Here’s a skill for you to work on: parallel construction. This skill is useful, easy to learn, and rare. (That sentence is an example of parallelism.)
Even professional writers regularly go astray when they try to write sentences that feature parallelism. Or perhaps the problem is that they don’t try.
Here’s a sentence with parallelism:
But, in a larger sense, we cannot dedicate, we cannot consecrate, we cannot hallow this ground. CORRECT
(BTW: Did Abraham Lincoln really start a sentence with but? Yes, he did – as good writers often do.)
Here’s another parallel sentence:
Give me liberty, or give me death. CORRECT
Imagine Abraham Lincoln saying “we cannot dedicate, we cannot consecrate, and the ground can’t be hallowed.” Painful to your ears, isn’t it? And imagine Patrick Henry saying “Give me liberty, or you can kill me.” Not quite the same effect.
So what do you need to know about parallelism?
1. All the parts need to match.
2. If you’re writing a sentence with three parts, the third one will be the problem. Guaranteed.
3. A useful trick is to write the sentence in question like a little poem. Make sure all three parts match a word near the beginning.
4. An easy solution to parallelism problems is to break the sentence into two shorter ones.
Sound complicated? It really isn’t. Let’s try one.
For his birthday we’re treating George to dinner, giving him a gift certificate, and he’s taking the day off from work.
Here’s the same sentence, written like a little poem:
For his birthday we’re
-treating George to dinner
-giving him a gift certificate, and
-he’s taking the day off from work.
“He’s taking the day off from work” doesn’t go with we’re. So the sentence needs to be fixed. Usually the easiest solution is to make two sentences, like this:
For his birthday we’re treating George to dinner and giving him a gift certificate. He’s taking the day off from work. CORRECT

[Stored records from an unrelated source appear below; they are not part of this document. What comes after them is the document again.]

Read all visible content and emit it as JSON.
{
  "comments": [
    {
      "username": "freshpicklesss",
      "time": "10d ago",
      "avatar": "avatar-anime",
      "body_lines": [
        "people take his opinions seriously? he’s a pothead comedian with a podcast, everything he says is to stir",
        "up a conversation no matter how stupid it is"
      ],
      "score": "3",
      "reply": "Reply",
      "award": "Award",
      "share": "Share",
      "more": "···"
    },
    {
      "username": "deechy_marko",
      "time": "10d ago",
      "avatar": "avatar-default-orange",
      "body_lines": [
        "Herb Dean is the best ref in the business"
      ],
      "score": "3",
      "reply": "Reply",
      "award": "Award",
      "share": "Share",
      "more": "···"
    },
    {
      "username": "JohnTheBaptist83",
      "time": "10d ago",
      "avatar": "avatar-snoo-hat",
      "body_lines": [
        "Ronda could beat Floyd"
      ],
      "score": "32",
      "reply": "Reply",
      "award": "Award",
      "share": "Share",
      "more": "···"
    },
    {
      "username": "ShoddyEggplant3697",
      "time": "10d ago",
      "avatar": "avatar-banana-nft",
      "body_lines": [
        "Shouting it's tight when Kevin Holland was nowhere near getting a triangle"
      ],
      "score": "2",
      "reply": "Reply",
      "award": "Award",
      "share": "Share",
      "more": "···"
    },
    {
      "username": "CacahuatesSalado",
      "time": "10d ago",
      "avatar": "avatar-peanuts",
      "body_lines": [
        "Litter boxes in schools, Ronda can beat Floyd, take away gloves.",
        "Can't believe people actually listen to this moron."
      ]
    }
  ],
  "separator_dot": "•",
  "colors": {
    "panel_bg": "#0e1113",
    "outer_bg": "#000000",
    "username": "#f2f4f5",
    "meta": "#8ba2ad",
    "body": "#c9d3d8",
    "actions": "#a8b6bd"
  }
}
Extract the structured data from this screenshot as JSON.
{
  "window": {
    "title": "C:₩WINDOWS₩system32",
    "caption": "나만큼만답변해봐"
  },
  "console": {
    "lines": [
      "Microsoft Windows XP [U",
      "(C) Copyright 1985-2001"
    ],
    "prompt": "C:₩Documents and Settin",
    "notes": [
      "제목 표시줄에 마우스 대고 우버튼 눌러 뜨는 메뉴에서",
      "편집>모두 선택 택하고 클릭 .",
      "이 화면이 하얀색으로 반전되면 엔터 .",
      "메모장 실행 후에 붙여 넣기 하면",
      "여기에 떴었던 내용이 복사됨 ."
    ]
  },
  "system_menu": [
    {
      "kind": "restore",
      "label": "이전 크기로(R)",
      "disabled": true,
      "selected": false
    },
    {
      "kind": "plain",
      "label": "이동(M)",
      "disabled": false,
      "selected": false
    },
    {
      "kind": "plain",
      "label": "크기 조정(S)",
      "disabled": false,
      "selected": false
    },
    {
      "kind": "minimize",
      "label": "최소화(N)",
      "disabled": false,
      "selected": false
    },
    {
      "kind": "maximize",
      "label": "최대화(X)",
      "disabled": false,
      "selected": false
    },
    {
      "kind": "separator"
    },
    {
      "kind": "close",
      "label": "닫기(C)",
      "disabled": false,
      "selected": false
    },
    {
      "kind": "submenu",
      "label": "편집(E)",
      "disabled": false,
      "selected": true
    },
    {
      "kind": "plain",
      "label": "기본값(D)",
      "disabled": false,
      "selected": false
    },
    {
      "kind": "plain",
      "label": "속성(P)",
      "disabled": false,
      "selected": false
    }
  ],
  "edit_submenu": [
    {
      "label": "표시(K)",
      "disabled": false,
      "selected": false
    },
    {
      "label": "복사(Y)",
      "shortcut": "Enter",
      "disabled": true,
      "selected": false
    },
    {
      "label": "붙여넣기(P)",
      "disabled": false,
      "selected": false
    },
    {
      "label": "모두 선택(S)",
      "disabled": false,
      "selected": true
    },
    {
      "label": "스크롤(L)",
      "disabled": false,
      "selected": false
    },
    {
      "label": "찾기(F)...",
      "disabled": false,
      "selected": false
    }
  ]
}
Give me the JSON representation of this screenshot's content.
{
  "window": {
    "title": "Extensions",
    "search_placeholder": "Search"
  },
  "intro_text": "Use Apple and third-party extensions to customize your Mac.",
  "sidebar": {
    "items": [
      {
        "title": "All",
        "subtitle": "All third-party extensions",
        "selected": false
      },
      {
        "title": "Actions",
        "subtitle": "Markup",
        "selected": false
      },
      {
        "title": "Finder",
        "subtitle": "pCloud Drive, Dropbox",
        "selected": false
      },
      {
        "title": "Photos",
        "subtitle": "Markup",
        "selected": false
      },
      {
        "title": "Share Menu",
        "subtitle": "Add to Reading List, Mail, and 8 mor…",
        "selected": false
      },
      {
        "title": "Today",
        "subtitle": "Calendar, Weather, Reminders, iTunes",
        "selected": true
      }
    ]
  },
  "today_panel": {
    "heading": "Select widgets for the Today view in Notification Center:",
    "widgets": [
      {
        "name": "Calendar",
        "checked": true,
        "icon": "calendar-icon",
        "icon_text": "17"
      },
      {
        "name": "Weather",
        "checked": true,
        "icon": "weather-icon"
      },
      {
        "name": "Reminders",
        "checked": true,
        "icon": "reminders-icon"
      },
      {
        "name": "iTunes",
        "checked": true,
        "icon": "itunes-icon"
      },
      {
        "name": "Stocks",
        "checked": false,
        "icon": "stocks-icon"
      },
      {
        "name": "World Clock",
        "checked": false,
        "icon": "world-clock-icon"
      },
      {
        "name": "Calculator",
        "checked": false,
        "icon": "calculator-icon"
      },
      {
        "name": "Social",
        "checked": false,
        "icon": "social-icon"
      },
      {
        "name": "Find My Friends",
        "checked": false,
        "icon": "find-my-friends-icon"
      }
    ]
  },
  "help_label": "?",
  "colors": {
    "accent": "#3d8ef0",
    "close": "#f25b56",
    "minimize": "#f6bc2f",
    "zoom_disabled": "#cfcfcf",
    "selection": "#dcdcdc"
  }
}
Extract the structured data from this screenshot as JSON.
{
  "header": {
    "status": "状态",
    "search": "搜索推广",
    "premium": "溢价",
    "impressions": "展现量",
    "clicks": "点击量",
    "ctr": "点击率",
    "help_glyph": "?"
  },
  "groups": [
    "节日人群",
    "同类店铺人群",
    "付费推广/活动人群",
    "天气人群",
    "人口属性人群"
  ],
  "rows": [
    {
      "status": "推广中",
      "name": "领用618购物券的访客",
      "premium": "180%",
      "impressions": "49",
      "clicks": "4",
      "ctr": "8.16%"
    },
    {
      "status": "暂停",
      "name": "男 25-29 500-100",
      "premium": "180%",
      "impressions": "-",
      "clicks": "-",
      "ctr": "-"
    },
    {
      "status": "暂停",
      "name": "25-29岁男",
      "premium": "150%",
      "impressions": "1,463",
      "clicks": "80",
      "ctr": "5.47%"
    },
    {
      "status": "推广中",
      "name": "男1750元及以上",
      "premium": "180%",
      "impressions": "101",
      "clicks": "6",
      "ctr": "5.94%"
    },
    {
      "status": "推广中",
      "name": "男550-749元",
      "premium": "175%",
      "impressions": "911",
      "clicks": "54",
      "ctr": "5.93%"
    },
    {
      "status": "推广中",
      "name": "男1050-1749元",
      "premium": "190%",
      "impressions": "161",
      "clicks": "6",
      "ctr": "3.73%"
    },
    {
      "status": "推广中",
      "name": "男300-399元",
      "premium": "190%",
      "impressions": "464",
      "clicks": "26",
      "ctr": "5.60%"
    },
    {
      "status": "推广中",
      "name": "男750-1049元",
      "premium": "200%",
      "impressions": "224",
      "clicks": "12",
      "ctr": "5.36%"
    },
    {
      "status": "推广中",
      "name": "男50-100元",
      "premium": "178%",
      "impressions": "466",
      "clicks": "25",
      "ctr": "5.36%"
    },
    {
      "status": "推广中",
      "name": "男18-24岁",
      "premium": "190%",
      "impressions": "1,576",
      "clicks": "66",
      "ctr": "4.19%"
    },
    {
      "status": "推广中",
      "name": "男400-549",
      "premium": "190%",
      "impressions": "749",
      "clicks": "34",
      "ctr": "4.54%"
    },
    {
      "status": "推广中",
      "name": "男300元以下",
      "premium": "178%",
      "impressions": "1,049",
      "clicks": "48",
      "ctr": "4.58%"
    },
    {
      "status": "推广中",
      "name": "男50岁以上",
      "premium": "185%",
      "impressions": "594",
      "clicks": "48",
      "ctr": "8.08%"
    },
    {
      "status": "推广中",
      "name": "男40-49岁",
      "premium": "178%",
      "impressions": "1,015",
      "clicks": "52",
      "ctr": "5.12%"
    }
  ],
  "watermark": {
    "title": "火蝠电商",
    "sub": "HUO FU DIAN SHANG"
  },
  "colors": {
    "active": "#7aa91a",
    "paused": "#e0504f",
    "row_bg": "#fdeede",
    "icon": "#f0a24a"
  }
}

Parallelism is pretty easy once you get the hang of it. Look for examples (they’re everywhere!) and practice fixing them. Soon you’ll be an expert.